*Exercise prompt:*
In full and word for word, copy the records that follow.

==== Stored data

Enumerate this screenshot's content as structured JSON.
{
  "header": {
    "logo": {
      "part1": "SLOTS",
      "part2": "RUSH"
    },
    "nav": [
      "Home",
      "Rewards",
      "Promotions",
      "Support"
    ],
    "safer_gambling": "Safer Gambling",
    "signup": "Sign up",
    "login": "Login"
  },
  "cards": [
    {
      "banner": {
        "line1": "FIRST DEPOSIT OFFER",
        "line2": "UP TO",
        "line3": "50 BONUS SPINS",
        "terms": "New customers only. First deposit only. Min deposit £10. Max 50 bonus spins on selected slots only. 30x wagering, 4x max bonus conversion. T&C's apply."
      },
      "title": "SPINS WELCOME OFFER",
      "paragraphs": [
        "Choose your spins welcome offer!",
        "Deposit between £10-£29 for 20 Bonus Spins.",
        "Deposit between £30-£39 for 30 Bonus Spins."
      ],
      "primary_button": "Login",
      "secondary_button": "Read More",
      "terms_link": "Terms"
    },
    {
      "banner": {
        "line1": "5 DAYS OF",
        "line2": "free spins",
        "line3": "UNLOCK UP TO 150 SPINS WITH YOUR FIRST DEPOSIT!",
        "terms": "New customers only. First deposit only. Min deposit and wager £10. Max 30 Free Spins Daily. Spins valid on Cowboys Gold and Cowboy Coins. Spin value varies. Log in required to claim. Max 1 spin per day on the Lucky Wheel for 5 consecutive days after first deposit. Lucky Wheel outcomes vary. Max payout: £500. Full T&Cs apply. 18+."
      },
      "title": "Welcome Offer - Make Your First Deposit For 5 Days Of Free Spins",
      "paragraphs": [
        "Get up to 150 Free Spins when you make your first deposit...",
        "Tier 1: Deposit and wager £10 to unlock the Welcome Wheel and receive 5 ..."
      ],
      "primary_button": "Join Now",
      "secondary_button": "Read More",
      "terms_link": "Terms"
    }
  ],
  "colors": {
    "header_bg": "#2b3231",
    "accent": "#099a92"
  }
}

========

*Answer for this exercise:*
Enumerate this screenshot's content as structured JSON.
{
  "header": {
    "logo": {
      "part1": "SLOTS",
      "part2": "RUSH"
    },
    "nav": [
      "Home",
      "Rewards",
      "Promotions",
      "Support"
    ],
    "safer_gambling": "Safer Gambling",
    "signup": "Sign up",
    "login": "Login"
  },
  "cards": [
    {
      "banner": {
        "line1": "FIRST DEPOSIT OFFER",
        "line2": "UP TO",
        "line3": "50 BONUS SPINS",
        "terms": "New customers only. First deposit only. Min deposit £10. Max 50 bonus spins on selected slots only. 30x wagering, 4x max bonus conversion. T&C's apply."
      },
      "title": "SPINS WELCOME OFFER",
      "paragraphs": [
        "Choose your spins welcome offer!",
        "Deposit between £10-£29 for 20 Bonus Spins.",
        "Deposit between £30-£39 for 30 Bonus Spins."
      ],
      "primary_button": "Login",
      "secondary_button": "Read More",
      "terms_link": "Terms"
    },
    {
      "banner": {
        "line1": "5 DAYS OF",
        "line2": "free spins",
        "line3": "UNLOCK UP TO 150 SPINS WITH YOUR FIRST DEPOSIT!",
        "terms": "New customers only. First deposit only. Min deposit and wager £10. Max 30 Free Spins Daily. Spins valid on Cowboys Gold and Cowboy Coins. Spin value varies. Log in required to claim. Max 1 spin per day on the Lucky Wheel for 5 consecutive days after first deposit. Lucky Wheel outcomes vary. Max payout: £500. Full T&Cs apply. 18+."
      },
      "title": "Welcome Offer - Make Your First Deposit For 5 Days Of Free Spins",
      "paragraphs": [
        "Get up to 150 Free Spins when you make your first deposit...",
        "Tier 1: Deposit and wager £10 to unlock the Welcome Wheel and receive 5 ..."
      ],
      "primary_button": "Join Now",
      "secondary_button": "Read More",
      "terms_link": "Terms"
    }
  ],
  "colors": {
    "header_bg": "#2b3231",
    "accent": "#099a92"
  }
}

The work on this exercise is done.